Koirala said, “these unlimited powers make the PM an autocrat”. His remarks maybe surprising to many who see his working style as “authoritarian” in any case. Koirala added that his dissatisfaction on this issue has delayed the promulgation of the interim statute. Some of the judges and lawyers had expressed dissatisfaction over the provision of the Prime Minister appointing the Supreme Court judges. Similarly, Khanal had alleged that “several points which had been finalised at the meeting at Baluwatar went missing the next morning. He told the Nepal Bar Association that there were several “obvious flaws” in the interim statute. It seems it is not only the NSP-Anandidevi leaders but also others, including the Prime Minister himself, who do not find it necessary to stand by their written commitment.

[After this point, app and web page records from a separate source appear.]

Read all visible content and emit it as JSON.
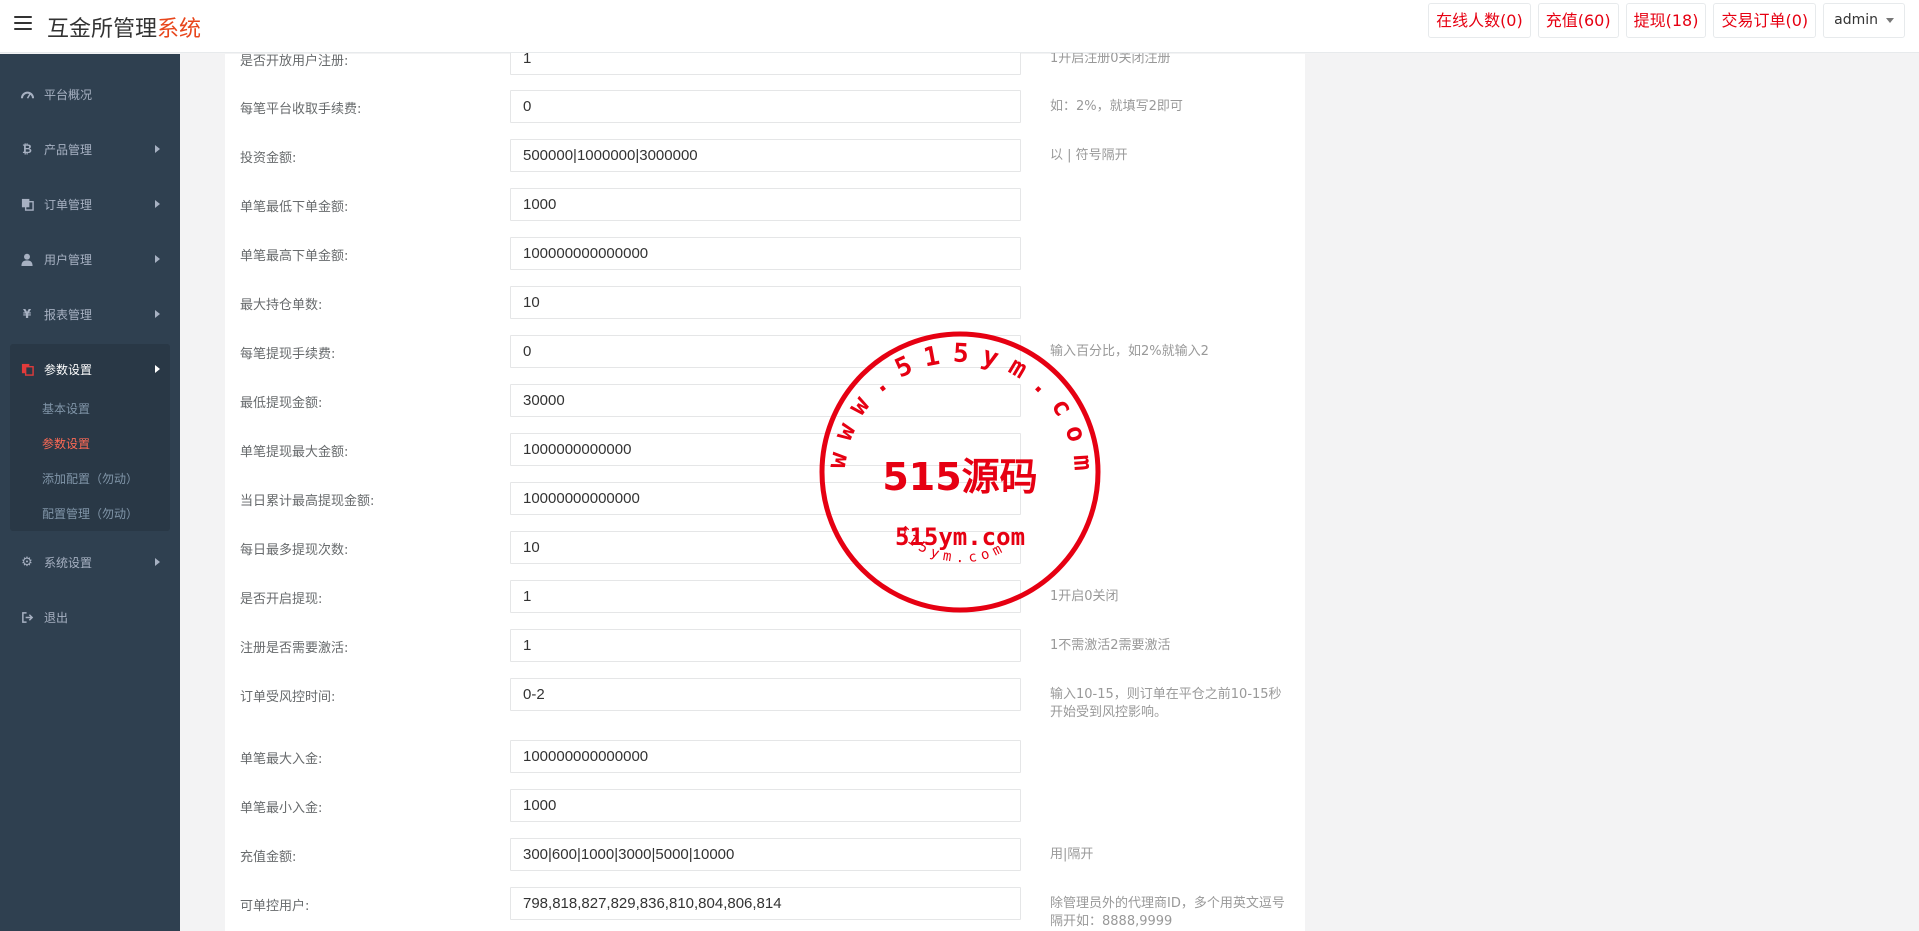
{
  "header": {
    "brand_main": "互金所管理",
    "brand_accent": "系统",
    "buttons": [
      {
        "label": "在线人数(0)"
      },
      {
        "label": "充值(60)"
      },
      {
        "label": "提现(18)"
      },
      {
        "label": "交易订单(0)"
      }
    ],
    "user": "admin"
  },
  "sidebar": {
    "items": [
      {
        "label": "平台概况",
        "icon": "dashboard-icon"
      },
      {
        "label": "产品管理",
        "icon": "bitcoin-icon"
      },
      {
        "label": "订单管理",
        "icon": "copy-icon"
      },
      {
        "label": "用户管理",
        "icon": "user-icon"
      },
      {
        "label": "报表管理",
        "icon": "yen-icon"
      },
      {
        "label": "参数设置",
        "icon": "files-icon"
      },
      {
        "label": "系统设置",
        "icon": "cogs-icon"
      },
      {
        "label": "退出",
        "icon": "sign-out-icon"
      }
    ],
    "sub_items": [
      {
        "label": "基本设置"
      },
      {
        "label": "参数设置"
      },
      {
        "label": "添加配置（勿动）"
      },
      {
        "label": "配置管理（勿动）"
      }
    ]
  },
  "form": {
    "rows": [
      {
        "label": "是否开放用户注册:",
        "value": "1",
        "hint": "1开启注册0关闭注册"
      },
      {
        "label": "每笔平台收取手续费:",
        "value": "0",
        "hint": "如：2%，就填写2即可"
      },
      {
        "label": "投资金额:",
        "value": "500000|1000000|3000000",
        "hint": "以 | 符号隔开"
      },
      {
        "label": "单笔最低下单金额:",
        "value": "1000",
        "hint": ""
      },
      {
        "label": "单笔最高下单金额:",
        "value": "100000000000000",
        "hint": ""
      },
      {
        "label": "最大持仓单数:",
        "value": "10",
        "hint": ""
      },
      {
        "label": "每笔提现手续费:",
        "value": "0",
        "hint": "输入百分比，如2%就输入2"
      },
      {
        "label": "最低提现金额:",
        "value": "30000",
        "hint": ""
      },
      {
        "label": "单笔提现最大金额:",
        "value": "1000000000000",
        "hint": ""
      },
      {
        "label": "当日累计最高提现金额:",
        "value": "10000000000000",
        "hint": ""
      },
      {
        "label": "每日最多提现次数:",
        "value": "10",
        "hint": ""
      },
      {
        "label": "是否开启提现:",
        "value": "1",
        "hint": "1开启0关闭"
      },
      {
        "label": "注册是否需要激活:",
        "value": "1",
        "hint": "1不需激活2需要激活"
      },
      {
        "label": "订单受风控时间:",
        "value": "0-2",
        "hint": "输入10-15，则订单在平仓之前10-15秒开始受到风控影响。"
      },
      {
        "label": "单笔最大入金:",
        "value": "100000000000000",
        "hint": ""
      },
      {
        "label": "单笔最小入金:",
        "value": "1000",
        "hint": ""
      },
      {
        "label": "充值金额:",
        "value": "300|600|1000|3000|5000|10000",
        "hint": "用|隔开"
      },
      {
        "label": "可单控用户:",
        "value": "798,818,827,829,836,810,804,806,814",
        "hint": "除管理员外的代理商ID，多个用英文逗号隔开如：8888,9999"
      }
    ]
  },
  "watermark": {
    "center_text": "515源码",
    "domain_text": "515ym.com",
    "ring_text": "www.515ym.com",
    "small_ring_text": "515ym.com",
    "color": "#e60012"
  },
  "colors": {
    "sidebar_bg": "#2f4050",
    "accent_red": "#e60012",
    "brand_accent": "#e8461c",
    "active_sub": "#ff6a55"
  }
}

As for Khanal’s accusations, the burden of proof is on him, rather his party. Serious allegations such as those by Khanal may serve the political expediency of certain leaders, but they are likely to have adverse implications for the transition to the constituent assembly elections and even beyond. Unless these accusations are substantiated, Khanal and the CPN-UML itself will be seen to have behaved irresponsibly. No less so is Koirala’s mea culpa. Holding the key to almost everything including the peace process, the Prime Minister has only raised doubts about his ability to govern by his remarks that the interim statute must be amended even before its promulgation. One wonders how the general public may find reasons to believe other pledges of the leaders who keep changing their statements whenever it suits them to do so. As for the promulgation, the public has so far been given to understand that it will be done as soon as the arms monitors start their work. But now Koirala has added the ‘amendment’ conditionality. Such irresolute stands can only generate doubts in the public mind — whether there is after all a ‘grand design’ against the interim constitution and the CA polls.